#### Extracted information ####
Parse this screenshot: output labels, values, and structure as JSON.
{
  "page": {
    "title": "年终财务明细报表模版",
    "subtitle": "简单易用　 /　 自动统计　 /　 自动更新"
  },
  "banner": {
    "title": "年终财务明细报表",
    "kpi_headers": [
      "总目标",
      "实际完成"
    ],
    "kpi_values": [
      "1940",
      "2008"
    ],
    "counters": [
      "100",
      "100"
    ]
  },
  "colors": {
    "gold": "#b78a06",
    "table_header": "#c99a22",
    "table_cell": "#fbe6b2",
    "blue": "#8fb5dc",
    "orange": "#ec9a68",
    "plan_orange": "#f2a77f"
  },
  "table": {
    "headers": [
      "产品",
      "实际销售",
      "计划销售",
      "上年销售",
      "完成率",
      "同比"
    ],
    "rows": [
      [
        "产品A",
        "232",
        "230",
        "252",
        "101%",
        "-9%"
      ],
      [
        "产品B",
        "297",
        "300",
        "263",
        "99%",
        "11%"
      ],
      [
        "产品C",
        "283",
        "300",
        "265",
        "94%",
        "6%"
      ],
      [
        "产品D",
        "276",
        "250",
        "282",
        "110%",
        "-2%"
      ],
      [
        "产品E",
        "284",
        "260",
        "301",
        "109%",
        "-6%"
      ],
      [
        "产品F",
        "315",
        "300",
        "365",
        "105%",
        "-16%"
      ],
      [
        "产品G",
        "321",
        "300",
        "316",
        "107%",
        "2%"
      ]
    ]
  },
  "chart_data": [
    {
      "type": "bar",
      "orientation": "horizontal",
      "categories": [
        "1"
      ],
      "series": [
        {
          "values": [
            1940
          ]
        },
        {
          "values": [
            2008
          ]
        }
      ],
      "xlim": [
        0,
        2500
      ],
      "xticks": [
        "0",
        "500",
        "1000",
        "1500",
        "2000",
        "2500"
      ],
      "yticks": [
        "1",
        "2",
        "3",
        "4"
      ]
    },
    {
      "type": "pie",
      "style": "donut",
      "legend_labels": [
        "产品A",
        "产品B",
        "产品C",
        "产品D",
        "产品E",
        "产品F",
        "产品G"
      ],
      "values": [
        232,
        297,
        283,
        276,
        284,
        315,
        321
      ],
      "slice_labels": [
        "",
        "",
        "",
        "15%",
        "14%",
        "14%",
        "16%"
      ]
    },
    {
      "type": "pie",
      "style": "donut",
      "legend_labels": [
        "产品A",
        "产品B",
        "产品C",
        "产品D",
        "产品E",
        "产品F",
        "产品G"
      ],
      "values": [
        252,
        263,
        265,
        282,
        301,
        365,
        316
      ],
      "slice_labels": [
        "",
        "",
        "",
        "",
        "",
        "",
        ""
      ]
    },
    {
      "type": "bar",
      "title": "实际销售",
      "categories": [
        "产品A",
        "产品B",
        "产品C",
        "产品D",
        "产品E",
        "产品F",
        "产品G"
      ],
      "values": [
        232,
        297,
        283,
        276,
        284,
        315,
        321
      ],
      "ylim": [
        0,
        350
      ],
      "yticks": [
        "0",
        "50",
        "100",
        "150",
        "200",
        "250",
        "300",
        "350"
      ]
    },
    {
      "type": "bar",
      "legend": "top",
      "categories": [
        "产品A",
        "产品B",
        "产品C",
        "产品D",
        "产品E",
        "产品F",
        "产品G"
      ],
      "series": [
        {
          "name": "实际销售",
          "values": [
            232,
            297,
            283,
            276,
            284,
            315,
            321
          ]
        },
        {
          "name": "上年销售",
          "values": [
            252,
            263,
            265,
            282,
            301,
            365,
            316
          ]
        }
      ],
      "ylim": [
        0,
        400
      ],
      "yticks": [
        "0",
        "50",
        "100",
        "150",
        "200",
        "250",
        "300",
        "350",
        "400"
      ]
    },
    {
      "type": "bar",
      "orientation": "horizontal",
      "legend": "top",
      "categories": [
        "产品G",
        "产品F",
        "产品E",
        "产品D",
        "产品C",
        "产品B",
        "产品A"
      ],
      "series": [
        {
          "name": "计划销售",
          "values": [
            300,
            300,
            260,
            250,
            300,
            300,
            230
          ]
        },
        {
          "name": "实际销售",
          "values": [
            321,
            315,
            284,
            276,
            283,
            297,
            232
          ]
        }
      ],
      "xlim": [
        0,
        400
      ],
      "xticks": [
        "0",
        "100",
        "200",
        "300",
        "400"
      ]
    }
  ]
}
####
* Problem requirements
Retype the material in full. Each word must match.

* Exercise solution
Parse this screenshot: output labels, values, and structure as JSON.
{
  "page": {
    "title": "年终财务明细报表模版",
    "subtitle": "简单易用　 /　 自动统计　 /　 自动更新"
  },
  "banner": {
    "title": "年终财务明细报表",
    "kpi_headers": [
      "总目标",
      "实际完成"
    ],
    "kpi_values": [
      "1940",
      "2008"
    ],
    "counters": [
      "100",
      "100"
    ]
  },
  "colors": {
    "gold": "#b78a06",
    "table_header": "#c99a22",
    "table_cell": "#fbe6b2",
    "blue": "#8fb5dc",
    "orange": "#ec9a68",
    "plan_orange": "#f2a77f"
  },
  "table": {
    "headers": [
      "产品",
      "实际销售",
      "计划销售",
      "上年销售",
      "完成率",
      "同比"
    ],
    "rows": [
      [
        "产品A",
        "232",
        "230",
        "252",
        "101%",
        "-9%"
      ],
      [
        "产品B",
        "297",
        "300",
        "263",
        "99%",
        "11%"
      ],
      [
        "产品C",
        "283",
        "300",
        "265",
        "94%",
        "6%"
      ],
      [
        "产品D",
        "276",
        "250",
        "282",
        "110%",
        "-2%"
      ],
      [
        "产品E",
        "284",
        "260",
        "301",
        "109%",
        "-6%"
      ],
      [
        "产品F",
        "315",
        "300",
        "365",
        "105%",
        "-16%"
      ],
      [
        "产品G",
        "321",
        "300",
        "316",
        "107%",
        "2%"
      ]
    ]
  },
  "chart_data": [
    {
      "type": "bar",
      "orientation": "horizontal",
      "categories": [
        "1"
      ],
      "series": [
        {
          "values": [
            1940
          ]
        },
        {
          "values": [
            2008
          ]
        }
      ],
      "xlim": [
        0,
        2500
      ],
      "xticks": [
        "0",
        "500",
        "1000",
        "1500",
        "2000",
        "2500"
      ],
      "yticks": [
        "1",
        "2",
        "3",
        "4"
      ]
    },
    {
      "type": "pie",
      "style": "donut",
      "legend_labels": [
        "产品A",
        "产品B",
        "产品C",
        "产品D",
        "产品E",
        "产品F",
        "产品G"
      ],
      "values": [
        232,
        297,
        283,
        276,
        284,
        315,
        321
      ],
      "slice_labels": [
        "",
        "",
        "",
        "15%",
        "14%",
        "14%",
        "16%"
      ]
    },
    {
      "type": "pie",
      "style": "donut",
      "legend_labels": [
        "产品A",
        "产品B",
        "产品C",
        "产品D",
        "产品E",
        "产品F",
        "产品G"
      ],
      "values": [
        252,
        263,
        265,
        282,
        301,
        365,
        316
      ],
      "slice_labels": [
        "",
        "",
        "",
        "",
        "",
        "",
        ""
      ]
    },
    {
      "type": "bar",
      "title": "实际销售",
      "categories": [
        "产品A",
        "产品B",
        "产品C",
        "产品D",
        "产品E",
        "产品F",
        "产品G"
      ],
      "values": [
        232,
        297,
        283,
        276,
        284,
        315,
        321
      ],
      "ylim": [
        0,
        350
      ],
      "yticks": [
        "0",
        "50",
        "100",
        "150",
        "200",
        "250",
        "300",
        "350"
      ]
    },
    {
      "type": "bar",
      "legend": "top",
      "categories": [
        "产品A",
        "产品B",
        "产品C",
        "产品D",
        "产品E",
        "产品F",
        "产品G"
      ],
      "series": [
        {
          "name": "实际销售",
          "values": [
            232,
            297,
            283,
            276,
            284,
            315,
            321
          ]
        },
        {
          "name": "上年销售",
          "values": [
            252,
            263,
            265,
            282,
            301,
            365,
            316
          ]
        }
      ],
      "ylim": [
        0,
        400
      ],
      "yticks": [
        "0",
        "50",
        "100",
        "150",
        "200",
        "250",
        "300",
        "350",
        "400"
      ]
    },
    {
      "type": "bar",
      "orientation": "horizontal",
      "legend": "top",
      "categories": [
        "产品G",
        "产品F",
        "产品E",
        "产品D",
        "产品C",
        "产品B",
        "产品A"
      ],
      "series": [
        {
          "name": "计划销售",
          "values": [
            300,
            300,
            260,
            250,
            300,
            300,
            230
          ]
        },
        {
          "name": "实际销售",
          "values": [
            321,
            315,
            284,
            276,
            283,
            297,
            232
          ]
        }
      ],
      "xlim": [
        0,
        400
      ],
      "xticks": [
        "0",
        "100",
        "200",
        "300",
        "400"
      ]
    }
  ]
}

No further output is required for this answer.